Promote psychological safety

Create a culture of psychological safety where team members feel comfortable taking risks and sharing their ideas without fear of judgement or reprisal. One of the most effective ways of promoting creativity is for your team to see you modelling this behaviour, being optimistic, and open to sharing and hearing, as well as trying new ideas. We’ve previously explored how leaders can stifle innovation and creative ideas here

Making sure your team feels safe and acknowledged is the foundation for them to thrive. Emma elaborates on this, “By providing encouragement and empowerment at work, leaders can have a broad-ranging impact on innovation, and productivity, at work. Giving employees autonomy builds trust within teams, allowing employees to feel safe and able to share new ideas, or try new things.” Emma continues, “By acting as role models for innovation, and showing support to their team for their innovative attempts, leaders can create an ‘environment for innovation’.”

Once you have the trust that Emma mentions, here’s how to kindle that creative spark. 

Provide resources and support

Equip teams with the necessary resources, tools, and training to fuel their creative endeavours. Invest in training programmes that foster creative thinking, such as design thinking workshops or ideation sessions.

Foster collaboration

Encourage collaboration and cross-functional teamwork to leverage diversity of thought. Facilitate brainwriting sessions, collaborative projects, and interdisciplinary teams to stimulate creativity and innovation.

Collaborating across your group in new and interesting ways is really rewarding, and will encourage better communication throughout your team into the future. 

Celebrate success and failure

Celebrate both successes and failures as learning opportunities. Recognise and reward innovative ideas and initiatives, regardless of the outcome, to reinforce a culture that values experimentation and risk-taking.

Exploring markers of creativity in assessment

Traditional assessments can fall short of capturing what creativity and creative thinking really mean. However, by incorporating specific markers of creativity into assessment, businesses can better identify individuals who possess the innovative thinking needed to drive organisational success. 

In a selection or development context, this can look like:


How candidates approach problems can be a key indicator of creative thinking. Máire suggests that employers,  “Look for candidates who demonstrate a propensity for creativity in their problem-solving approach. Creativity often manifests in the ability to devise novel solutions to familiar problems.” If someone’s solution to a problem is unconventional, it could be a good indicator of their creativity. 
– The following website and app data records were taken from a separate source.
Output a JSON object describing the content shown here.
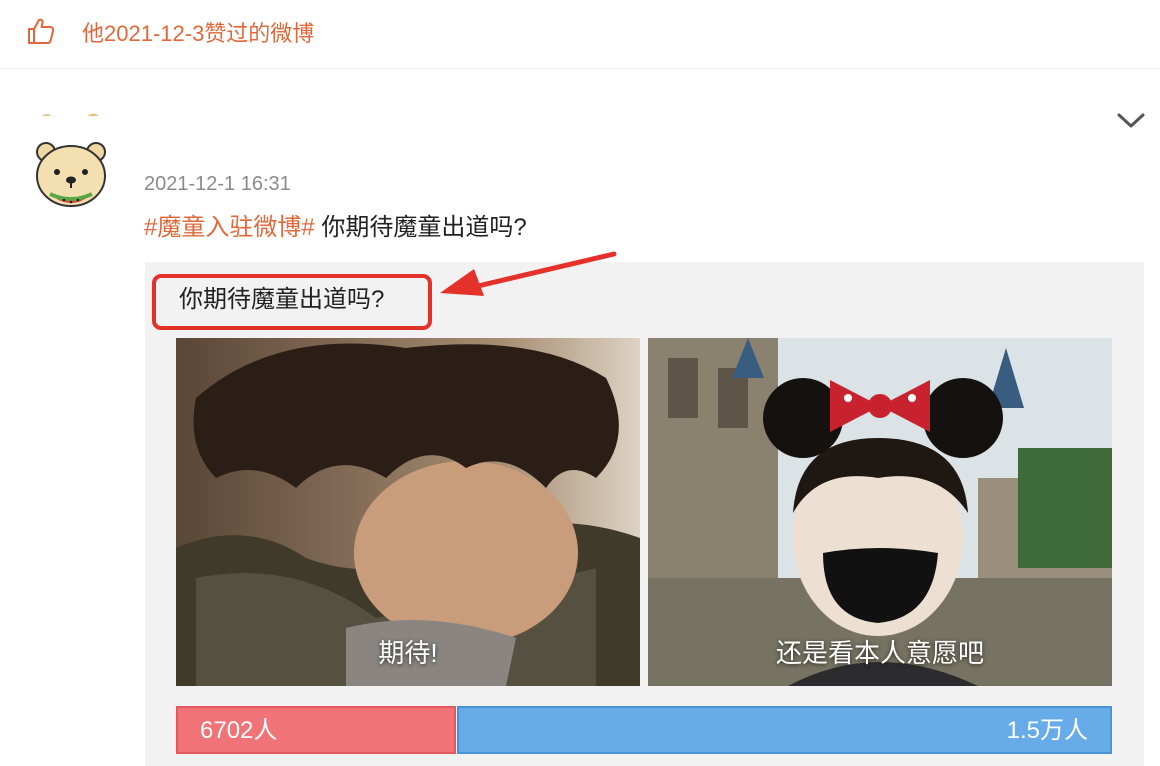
{
  "liked_bar": {
    "icon": "thumbs-up-icon",
    "text": "他2021-12-3赞过的微博"
  },
  "post": {
    "avatar": "bear-avatar",
    "time": "2021-12-1 16:31",
    "hashtag": "#魔童入驻微博#",
    "text": " 你期待魔童出道吗?",
    "menu_icon": "chevron-down-icon"
  },
  "poll": {
    "title": "你期待魔童出道吗?",
    "options": [
      {
        "label": "期待!",
        "votes": "6702人",
        "share": 0.3
      },
      {
        "label": "还是看本人意愿吧",
        "votes": "1.5万人",
        "share": 0.7
      }
    ]
  },
  "colors": {
    "accent": "#e0683a",
    "highlight_red": "#e4322b",
    "vote_a": "#f07378",
    "vote_b": "#67abe8"
  }
}
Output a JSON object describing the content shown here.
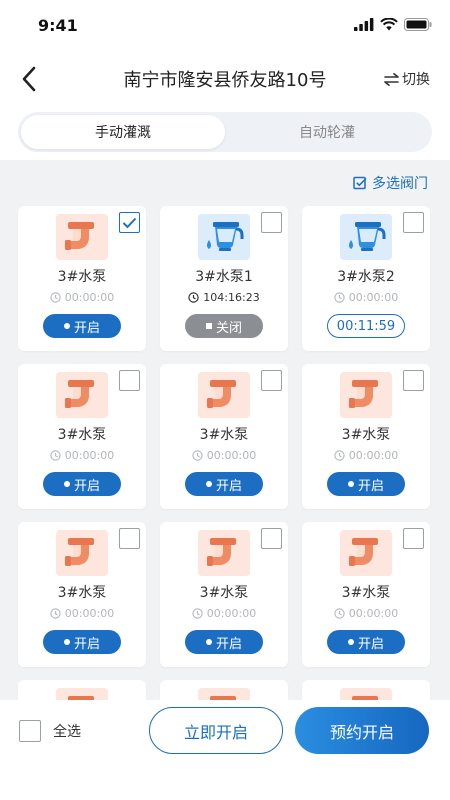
{
  "status_bar": {
    "time": "9:41"
  },
  "nav": {
    "title": "南宁市隆安县侨友路10号",
    "switch_label": "切换"
  },
  "tabs": [
    {
      "label": "手动灌溉",
      "active": true
    },
    {
      "label": "自动轮灌",
      "active": false
    }
  ],
  "multi_select_label": "多选阀门",
  "devices": [
    {
      "name": "3#水泵",
      "icon": "pipe-icon",
      "time": "00:00:00",
      "status": "开启",
      "status_type": "on",
      "checked": true
    },
    {
      "name": "3#水泵1",
      "icon": "pump-icon",
      "time": "104:16:23",
      "status": "关闭",
      "status_type": "off",
      "checked": false
    },
    {
      "name": "3#水泵2",
      "icon": "pump-icon",
      "time": "00:00:00",
      "status": "00:11:59",
      "status_type": "timer",
      "checked": false
    },
    {
      "name": "3#水泵",
      "icon": "pipe-icon",
      "time": "00:00:00",
      "status": "开启",
      "status_type": "on",
      "checked": false
    },
    {
      "name": "3#水泵",
      "icon": "pipe-icon",
      "time": "00:00:00",
      "status": "开启",
      "status_type": "on",
      "checked": false
    },
    {
      "name": "3#水泵",
      "icon": "pipe-icon",
      "time": "00:00:00",
      "status": "开启",
      "status_type": "on",
      "checked": false
    },
    {
      "name": "3#水泵",
      "icon": "pipe-icon",
      "time": "00:00:00",
      "status": "开启",
      "status_type": "on",
      "checked": false
    },
    {
      "name": "3#水泵",
      "icon": "pipe-icon",
      "time": "00:00:00",
      "status": "开启",
      "status_type": "on",
      "checked": false
    },
    {
      "name": "3#水泵",
      "icon": "pipe-icon",
      "time": "00:00:00",
      "status": "开启",
      "status_type": "on",
      "checked": false
    },
    {
      "name": "",
      "icon": "pipe-icon",
      "time": "",
      "status": "",
      "status_type": "partial",
      "checked": false
    },
    {
      "name": "",
      "icon": "pipe-icon",
      "time": "",
      "status": "",
      "status_type": "partial",
      "checked": false
    },
    {
      "name": "",
      "icon": "pipe-icon",
      "time": "",
      "status": "",
      "status_type": "partial",
      "checked": false
    }
  ],
  "bottom": {
    "select_all_label": "全选",
    "start_now_label": "立即开启",
    "schedule_label": "预约开启"
  },
  "colors": {
    "primary": "#1b6ec2",
    "pipe_bg": "#fde6dd",
    "pump_bg": "#dcecfb",
    "off": "#8b8f94"
  }
}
Assess candidates’ capacity to generate original and inventive ideas across various domains.  Emma shares that “Idea generation is a key indicator of creativity; those who are able to generate novel ideas and concepts can contribute significantly to innovation within an organisation.” Look for evidence of creativity in past projects, initiatives, or contributions to brainstorming sessions.

Flexibility and adaptability
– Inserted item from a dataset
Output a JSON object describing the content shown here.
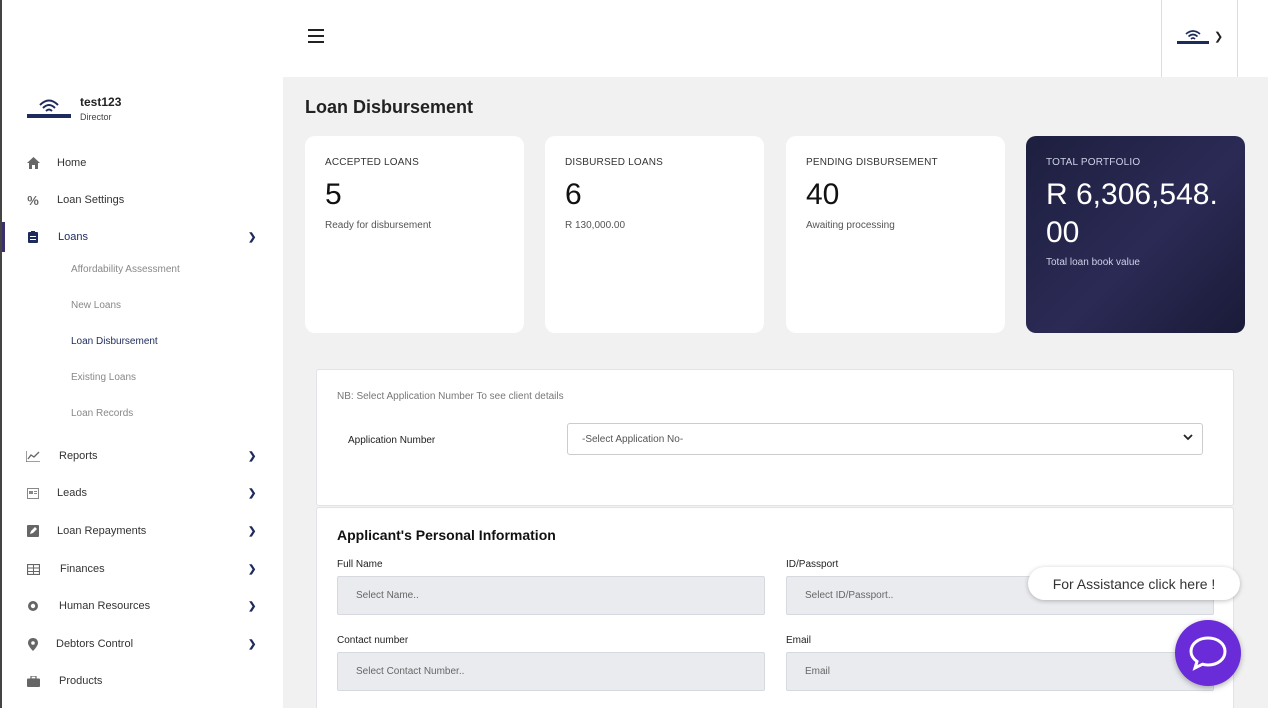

Evaluate candidates’ flexibility in adapting to new situations, embracing ambiguity, and exploring alternative perspectives. Assess their willingness to experiment with different approaches and pivot when faced with obstacles or setbacks.

Emma continues, “Look for candidates who demonstrate a willingness to embrace new challenges and try different ways of doing things.”


Evaluate candidates’ willingness to take calculated risks and challenge the status quo. Look for evidence of innovative thinking and experimentation, even in situations where failure is a possibility. Emma continues, “Creativity often requires embracing uncertainty. Look for candidates who demonstrate a willingness for risk-taking, balanced with sound judgement.”


At WPG, we’ve previously worked with businesses such as Saint-Gobain PAM (SG PAM) to develop innovation within their teams. You can find out more about this collaboration here. We also regularly deliver interactive workshops for organisations or at conferences on this subject matter. 

Creativity and innovation can have a huge impact on organisational growth and competitiveness. Get in touch with us today to find out more about how we could support you to enhance creativity and innovation in your team.